Here’s just one example: Think of how much of the appeal of the iPhone or the iPad can be attributed to the apps that run on it. Now think about how many of those apps Apple programmers actually created. Just a small handful. Yet Apple made the entire app universe possible, not only producing the device platform but also working with outside developers and designers to create a consistent, appealing interface that gives millions of customers confidence whenever they download a new app. In return, Apple gets thirty percent of the revenue from every app sold, adding billions of dollars to Apple's bottom line. It’s a spiral of interlocking effects that benefits everybody—Apple customers, app developers, and Apple itself.
The app universe is only the latest illustration of a business design strategy that Apple has practiced for years. The intense focus on partnerships has long been at the heart of Apple's business strategy. It was only after the music companies were on board and iTunes was launched that iPod took off. And where would iPad be if it didn't run Netflix or Hulu?

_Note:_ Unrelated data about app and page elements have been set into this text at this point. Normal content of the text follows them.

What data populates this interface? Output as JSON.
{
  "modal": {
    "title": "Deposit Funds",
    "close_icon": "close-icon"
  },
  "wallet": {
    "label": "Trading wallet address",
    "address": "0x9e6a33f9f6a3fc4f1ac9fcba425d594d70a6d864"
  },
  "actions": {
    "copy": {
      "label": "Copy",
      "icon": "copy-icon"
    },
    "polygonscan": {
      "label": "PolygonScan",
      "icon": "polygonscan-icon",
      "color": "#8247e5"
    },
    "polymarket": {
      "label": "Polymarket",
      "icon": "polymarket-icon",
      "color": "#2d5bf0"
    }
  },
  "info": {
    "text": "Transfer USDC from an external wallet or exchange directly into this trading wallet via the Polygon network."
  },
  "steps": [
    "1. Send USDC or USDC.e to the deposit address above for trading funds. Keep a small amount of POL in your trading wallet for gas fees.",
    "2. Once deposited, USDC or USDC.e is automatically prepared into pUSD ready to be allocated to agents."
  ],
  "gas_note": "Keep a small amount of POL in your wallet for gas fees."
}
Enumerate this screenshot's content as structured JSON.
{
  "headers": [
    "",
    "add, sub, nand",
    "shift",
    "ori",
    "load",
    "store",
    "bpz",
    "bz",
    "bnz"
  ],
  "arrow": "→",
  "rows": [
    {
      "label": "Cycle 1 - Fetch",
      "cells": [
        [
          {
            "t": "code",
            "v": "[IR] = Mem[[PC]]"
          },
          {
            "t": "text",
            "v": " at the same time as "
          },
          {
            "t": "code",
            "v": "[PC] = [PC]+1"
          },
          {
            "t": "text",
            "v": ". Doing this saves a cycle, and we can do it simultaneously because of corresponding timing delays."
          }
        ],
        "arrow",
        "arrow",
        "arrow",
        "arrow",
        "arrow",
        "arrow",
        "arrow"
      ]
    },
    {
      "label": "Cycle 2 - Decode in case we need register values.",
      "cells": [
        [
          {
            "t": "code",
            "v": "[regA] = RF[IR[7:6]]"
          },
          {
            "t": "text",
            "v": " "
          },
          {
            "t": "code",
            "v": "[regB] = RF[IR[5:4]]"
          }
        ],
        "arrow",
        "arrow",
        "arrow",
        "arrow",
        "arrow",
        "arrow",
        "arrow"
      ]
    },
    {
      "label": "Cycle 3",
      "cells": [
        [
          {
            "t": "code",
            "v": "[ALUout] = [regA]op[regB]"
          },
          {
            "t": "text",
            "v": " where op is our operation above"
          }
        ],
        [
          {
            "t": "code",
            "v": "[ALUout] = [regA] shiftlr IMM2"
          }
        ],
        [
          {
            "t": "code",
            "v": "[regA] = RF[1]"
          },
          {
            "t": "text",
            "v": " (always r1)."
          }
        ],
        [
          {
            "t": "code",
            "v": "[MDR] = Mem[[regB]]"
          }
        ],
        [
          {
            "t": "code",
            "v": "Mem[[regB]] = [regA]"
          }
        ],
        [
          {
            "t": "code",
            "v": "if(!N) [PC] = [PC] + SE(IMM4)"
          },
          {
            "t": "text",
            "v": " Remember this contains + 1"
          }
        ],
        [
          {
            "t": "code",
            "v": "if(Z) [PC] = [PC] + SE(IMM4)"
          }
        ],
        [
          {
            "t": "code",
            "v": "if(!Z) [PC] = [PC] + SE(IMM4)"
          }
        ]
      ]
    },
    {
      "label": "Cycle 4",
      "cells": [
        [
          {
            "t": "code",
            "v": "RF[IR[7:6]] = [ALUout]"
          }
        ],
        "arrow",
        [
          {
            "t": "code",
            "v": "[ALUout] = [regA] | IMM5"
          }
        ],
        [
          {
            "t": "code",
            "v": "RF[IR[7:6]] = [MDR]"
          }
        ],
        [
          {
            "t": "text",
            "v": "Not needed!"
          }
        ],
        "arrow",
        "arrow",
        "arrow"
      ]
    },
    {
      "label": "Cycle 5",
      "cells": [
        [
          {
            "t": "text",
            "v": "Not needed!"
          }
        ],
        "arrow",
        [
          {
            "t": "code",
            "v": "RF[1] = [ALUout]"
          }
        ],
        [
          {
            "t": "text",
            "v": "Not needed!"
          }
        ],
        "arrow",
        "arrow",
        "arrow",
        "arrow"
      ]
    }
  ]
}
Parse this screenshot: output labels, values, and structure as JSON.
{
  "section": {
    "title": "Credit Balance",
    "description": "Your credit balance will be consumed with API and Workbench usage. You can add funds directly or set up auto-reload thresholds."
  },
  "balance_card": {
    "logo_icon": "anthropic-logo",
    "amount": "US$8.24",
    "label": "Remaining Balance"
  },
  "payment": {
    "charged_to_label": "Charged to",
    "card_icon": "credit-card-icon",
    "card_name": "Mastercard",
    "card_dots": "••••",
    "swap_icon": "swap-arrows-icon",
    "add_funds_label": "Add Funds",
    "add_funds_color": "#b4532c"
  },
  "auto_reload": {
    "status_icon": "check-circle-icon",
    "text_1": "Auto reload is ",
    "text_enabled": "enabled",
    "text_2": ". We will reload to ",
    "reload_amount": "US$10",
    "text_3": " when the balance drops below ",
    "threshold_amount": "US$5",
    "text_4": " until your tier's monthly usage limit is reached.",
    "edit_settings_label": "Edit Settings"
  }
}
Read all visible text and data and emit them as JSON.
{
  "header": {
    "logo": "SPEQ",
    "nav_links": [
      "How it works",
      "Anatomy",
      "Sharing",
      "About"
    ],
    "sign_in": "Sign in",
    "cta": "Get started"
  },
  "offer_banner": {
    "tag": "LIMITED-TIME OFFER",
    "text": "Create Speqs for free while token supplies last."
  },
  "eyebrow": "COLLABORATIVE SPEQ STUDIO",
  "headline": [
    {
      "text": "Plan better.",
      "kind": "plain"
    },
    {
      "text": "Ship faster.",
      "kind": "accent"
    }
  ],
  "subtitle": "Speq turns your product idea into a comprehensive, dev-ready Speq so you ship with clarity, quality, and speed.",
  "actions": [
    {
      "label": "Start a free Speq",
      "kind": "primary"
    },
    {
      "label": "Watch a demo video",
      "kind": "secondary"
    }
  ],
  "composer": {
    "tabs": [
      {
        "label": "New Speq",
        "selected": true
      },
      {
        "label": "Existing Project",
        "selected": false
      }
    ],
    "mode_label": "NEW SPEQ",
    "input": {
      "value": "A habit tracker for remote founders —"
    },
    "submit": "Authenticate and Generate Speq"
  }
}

Those who want to emulate Teacher Steve should think about how all four types of design—product, experience, message, and business—apply to their organizations. The happy news is that you don’t have to be a creative genius to make Design¹, Design², Design³, and Designx4 work for you.
The evidence is all around us. Great product design? Look at the latest Kindle device, a fresh sandwich from Pret A Manger, the Bloomberg screen, or the simple yet stylish furniture on sale at IKEA.
Great customer experience design? Think about Zipcar, which (in the words of a colleague) makes car-sharing "stupid-easy," or the ways Wegmans makes grocery shopping fast, affordable, creatively stimulating, and even fun.
Great message design? There are brilliant B2B players like Ecolab and SalesForce.com that are just as effective as Apple in managing their message.
And as for great business design, there are many examples—and ARM, maker of high-performance low-power chips, has an even more ingenious business design than Apple's.
So you, too, can harness the power of Design×4...whether or not you have an artistic bone in your body.
Adrian Slywotzky is a partner at the global management consulting firm Oliver Wyman and a best-selling author. This article is based on material from his new book, Demand: Creating What People Love Before They Know They Want It (Crown Business), released on October 4. Follow the Demand blog at demandthebook.com.
[Image: Flickr user Neon Tommy]